Give Me The Brain
by Tom Warin
Give Me The Brain: Cheapass Games’ original edition
Give Me The Brain
Board game manufacturer:
Cheapass/James Ernest Games
Number of players:
Brain is a fun card game that’s best with at least three players. This is an occasion where the usual high-concept Cheapass theme is matched with good gameplay. It’s definitely worth a spot in the rotation.
The game and gameplay
“A fast food frenzy for 2-8 players”
Give Me the Brain has had two releases, first from Cheapass Games as a bare bones “envelope” game and then a “Special Edition” from James Ernest Games as a glossy, full-color release. The game won the Origins award for Best Traditional Card Game in 1997.
The Cheapass version comes in an envelope and includes 54 cards printed in black on thin pink card stock and a rule book. The James Ernest version – similar to the special edition of Lord of the Fries – is packaged in a double-wide card box and includes 112 higher quality full-color cards. Both versions require you to provide one six-sided die.
Both versions are attractively illustrated by Brian Snoddy. The design of the full color cards is better, but art in the old version is still a lot of fun. Each of the “bid” cards features a picture of a zombie in a different predicament.
There are two types of card in the deck: “bid” cards, which are played in order to get the brain and “task” cards, which describe an action that usually impacts the cards held by one or more players. The die is used to represent the brain, which is required to perform certain tasks.The winner is the player that empties their hand first.
The cards are shuffled and each player is dealt seven or six cards, depending on the number of players. The rest of the deck is the draw deck. As cards are played, they are placed face up on the discard deck. If the draw deck is exhausted, the discard deck is shuffled and replaces it.
The game begins with a “bidding” round to determine who starts with the brain. Each player, starting with the dealer, can play a “bid” card. Whoever plays the highest numbered card gets the brain and goes first. If no-one plays a bid card, everybody draws one card and another round of bidding occurs. This continues until somebody has the brain.
Play proceeds around the table to the left unless the brain is “dropped” (more on that later), which causes a new bidding round to occur. Bidding generally starts with the player who dropped the brain. The player than gets the brain after the bidding round goes next. That means that some players may have their turn skipped.
On a turn, a player must either play one or more “task” cards, or draw one card from the deck. Each task has a graphic showing one or two hands. You can play up to two hands’ worth of tasks, unless you pick up a special card (“I found this in the back”) that gives you an extra hand.
Some task cards require you to have the brain in order to play them. Once you carry out a brain task, you must roll the die and match or exceed the difficulty of the task which is printed on the card. If you do not succeed in your roll, then you have “dropped” the brain and it’s up for grabs.
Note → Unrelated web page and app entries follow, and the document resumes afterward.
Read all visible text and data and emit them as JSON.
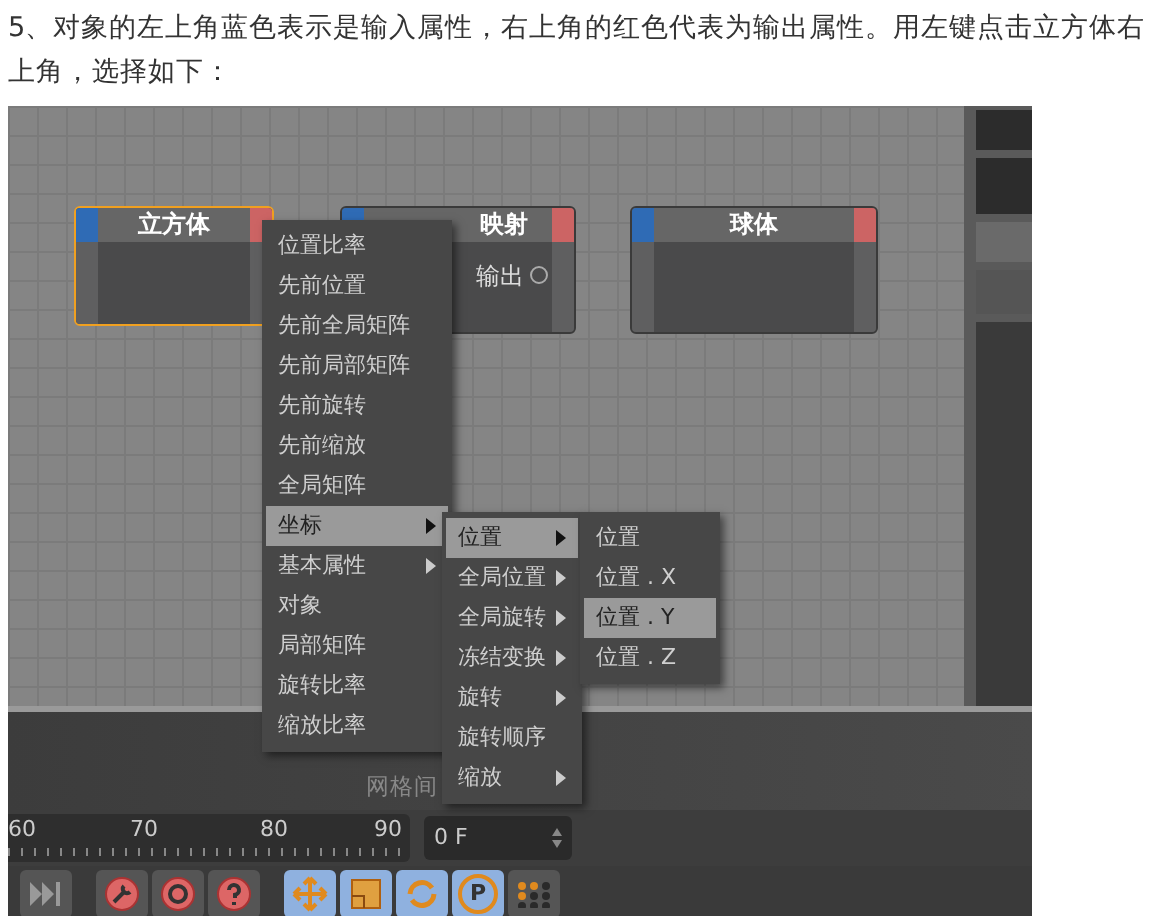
{
  "article": {
    "paragraph": "5、对象的左上角蓝色表示是输入属性，右上角的红色代表为输出属性。用左键点击立方体右上角，选择如下："
  },
  "editor": {
    "nodes": [
      {
        "title": "立方体",
        "selected": true
      },
      {
        "title": "映射",
        "selected": false,
        "port": "输出"
      },
      {
        "title": "球体",
        "selected": false
      }
    ],
    "menus": [
      {
        "items": [
          {
            "label": "位置比率",
            "selected": false,
            "submenu": false
          },
          {
            "label": "先前位置",
            "selected": false,
            "submenu": false
          },
          {
            "label": "先前全局矩阵",
            "selected": false,
            "submenu": false
          },
          {
            "label": "先前局部矩阵",
            "selected": false,
            "submenu": false
          },
          {
            "label": "先前旋转",
            "selected": false,
            "submenu": false
          },
          {
            "label": "先前缩放",
            "selected": false,
            "submenu": false
          },
          {
            "label": "全局矩阵",
            "selected": false,
            "submenu": false
          },
          {
            "label": "坐标",
            "selected": true,
            "submenu": true
          },
          {
            "label": "基本属性",
            "selected": false,
            "submenu": true
          },
          {
            "label": "对象",
            "selected": false,
            "submenu": false
          },
          {
            "label": "局部矩阵",
            "selected": false,
            "submenu": false
          },
          {
            "label": "旋转比率",
            "selected": false,
            "submenu": false
          },
          {
            "label": "缩放比率",
            "selected": false,
            "submenu": false
          }
        ]
      },
      {
        "items": [
          {
            "label": "位置",
            "selected": true,
            "submenu": true
          },
          {
            "label": "全局位置",
            "selected": false,
            "submenu": true
          },
          {
            "label": "全局旋转",
            "selected": false,
            "submenu": true
          },
          {
            "label": "冻结变换",
            "selected": false,
            "submenu": true
          },
          {
            "label": "旋转",
            "selected": false,
            "submenu": true
          },
          {
            "label": "旋转顺序",
            "selected": false,
            "submenu": false
          },
          {
            "label": "缩放",
            "selected": false,
            "submenu": true
          }
        ]
      },
      {
        "items": [
          {
            "label": "位置",
            "selected": false,
            "submenu": false
          },
          {
            "label": "位置 . X",
            "selected": false,
            "submenu": false
          },
          {
            "label": "位置 . Y",
            "selected": true,
            "submenu": false
          },
          {
            "label": "位置 . Z",
            "selected": false,
            "submenu": false
          }
        ]
      }
    ],
    "grid_label": "网格间",
    "timeline": {
      "ticks": [
        "60",
        "70",
        "80",
        "90"
      ],
      "frame": "0 F"
    },
    "toolbar": [
      {
        "kind": "skip-end",
        "active": false
      },
      {
        "kind": "wrench",
        "active": false
      },
      {
        "kind": "refresh",
        "active": false
      },
      {
        "kind": "help",
        "active": false
      },
      {
        "kind": "move",
        "active": true
      },
      {
        "kind": "scale",
        "active": true
      },
      {
        "kind": "rotate",
        "active": true
      },
      {
        "kind": "pivot",
        "active": true,
        "label": "P"
      },
      {
        "kind": "dots",
        "active": false
      }
    ]
  }
}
A bidding round then occurs, with play proceeding with whoever wins the brain.
If you have no cards left at the conclusion of your round, you win the game.
There are so many different kinds of task cards available that it’s hard to suggest a general strategy for the game. The game can turn on you very quickly on the play of one card. For example, the Graveyard Shift task forces every player to pass their hand to the right and the This Reminds me of Work task allows you to swap hands with another player.
Sometimes it’s worth bidding for the brain with a low card that you do not expect to win with, just to get it out of your hand. Drawing from the deck may increase the size of your hand, but will also increase your options, especially if you draw one of the game-changing cards. It’s worth it to keep the brain bouncing around because the more powerful task cards generally require it.
Pros and cons
There’s enough variety in the tasks to keep things interesting and varied across different games. Strategy pretty much has to be made up on the fly and there’s a good helping of luck to shake things up.
The zombie theme in Give Me The Brain is great and provides some extra flavor (our house rule is that you have to talk like a zombie-fied member of the Rolling Stones when playing a “give me the brain” card: Give me the brain, Mick, the pickles are staring at me!)
The newer edition has better quality cards, but the art is good on both sets. It packs up pretty small, so it’s a good game to take on the road.
Although you can play with just two players, it really isn’t fun until your get three, or preferably four players involved. The bare-bones feel and the zombie theme can act as a barrier for some people; I’ve played with people who just don’t “get it” and it’s an exercise in frustration. The cards in the original edition are a little flimsy.
I’m not saying that zombies necessarily make for a good game, but they’re a good start. The learning curve for Give Me The Brain is usually one or two games, but after that games move pretty quickly and it’s a lot of fun. There’s plenty of variety in the gameplay and good flavor from the zombie theme.